Brief. The goal here is an exact copy of the entries below, without their pictures.

Excerpts from an interface dataset
##############################

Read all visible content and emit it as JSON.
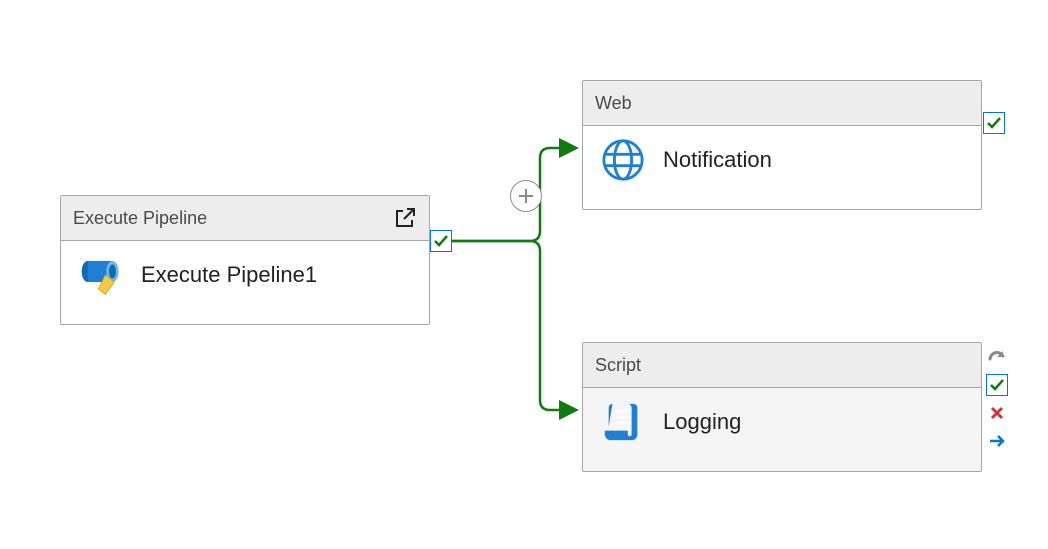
{
  "activities": {
    "execute_pipeline": {
      "type_label": "Execute Pipeline",
      "name": "Execute Pipeline1"
    },
    "web": {
      "type_label": "Web",
      "name": "Notification"
    },
    "script": {
      "type_label": "Script",
      "name": "Logging"
    }
  },
  "colors": {
    "connector_success": "#107c10",
    "header_bg": "#ededed",
    "border": "#a6a6a6",
    "icon_blue": "#1f7fd4",
    "icon_yellow": "#f2c94c",
    "fail_red": "#d13438",
    "arrow_blue": "#0078d4"
  }
}
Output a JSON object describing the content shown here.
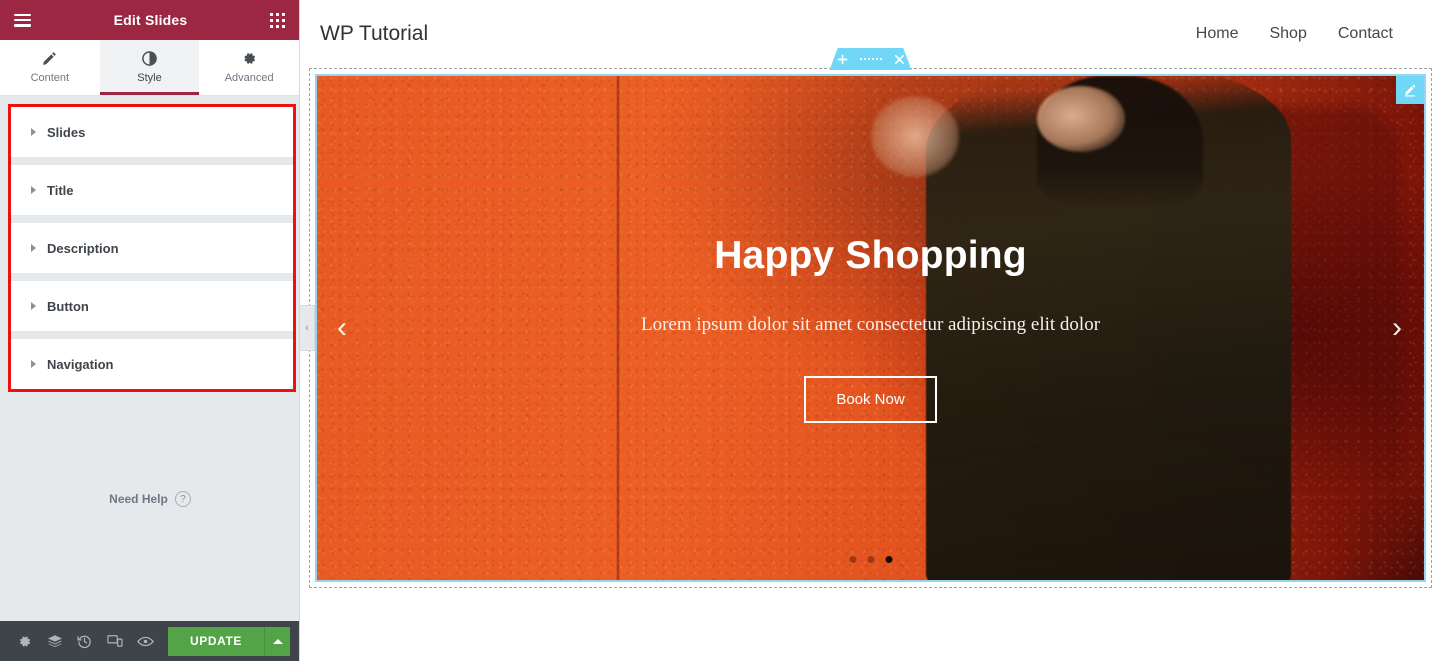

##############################

Solution to this problem.
Read all visible content and emit it as JSON.
{
  "activities": {
    "execute_pipeline": {
      "type_label": "Execute Pipeline",
      "name": "Execute Pipeline1"
    },
    "web": {
      "type_label": "Web",
      "name": "Notification"
    },
    "script": {
      "type_label": "Script",
      "name": "Logging"
    }
  },
  "colors": {
    "connector_success": "#107c10",
    "header_bg": "#ededed",
    "border": "#a6a6a6",
    "icon_blue": "#1f7fd4",
    "icon_yellow": "#f2c94c",
    "fail_red": "#d13438",
    "arrow_blue": "#0078d4"
  }
}
Output a JSON object describing the content shown here.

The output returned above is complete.